Third was a friend of a friend in Halifax who interpreted a ‘recharge’ as a psychological recharge instead of an electrical one and offered her a place to stay for a week with all the luxuries of home. And so, naturally they became good friends. This is one of the dangers of living as a nomad: you find community and don’t want to leave. 

“What I’m learning is the longer you stay in a place, the more likely you’re going to be able to meet folks and get an idea of the culture, so I’ve made it my travel mantra to not rush when I’m heading somewhere, to not put a moratorium on my stay,” she says. “Don’t put pressure on yourself to be somewhere.”

But she also feels obligated to keep moving because this trip was all about being solo. “I want to see what manifests when I’m in my own flow and nobody else’s,” she says. “When I’m 95% by myself, what does my flow look like?”  

And the 5% of the time she’s not by herself, you’ll likely find her at a rave. This self-proclaimed ‘Queen of Dark Dubstep’ is back in Ontario to hit up a Toronto rave before her big adventure south. She’s off to North Carolina to surf the Outer Banks for a bit, and then to Mardi Gras. As you’re reading this article, she could be anywhere that’s navigable by bus. 
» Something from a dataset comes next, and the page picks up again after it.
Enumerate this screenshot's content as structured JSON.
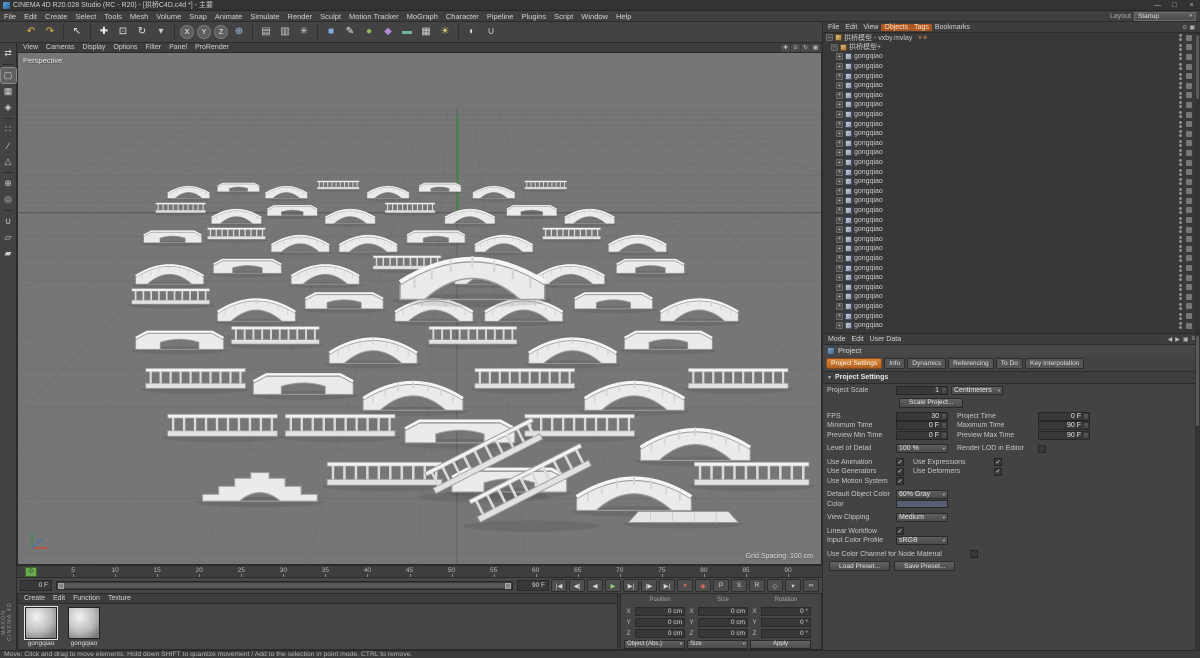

“With school bus culture, it’s really funny, like there’s a lot of interesting Skoolie swarms that happen. You see like twenty school busses all getting together,” she says and smiles. I can tell she’s eager to get back on the road. She offers me a tour of Marguerite and I’m impressed by how well everything is organized. I’m sold on the lifestyle, and wonder how long I could do it for myself. It gets me to thinking: will there be an end to Rogan’s journey? 

“I hope I find someplace that I fall in love with,” she says. “Ideally, an eco-village would be my place, with likeminded people.”

The words Glassworks Eco Village come to mind and I hope that maybe I’ll see Rogan and Marguerite back in this area one day to settle. I’ll make sure to throw a few epic dubstep nights at our Highfive space to make sure the Queen of Dark Dubstep gets to rave from time to time.

Check out Rogan’s Tarot, Reiki and Coaching business Route to Root and on IG at @rogan_shrill 

Written by Jesse Wilkinson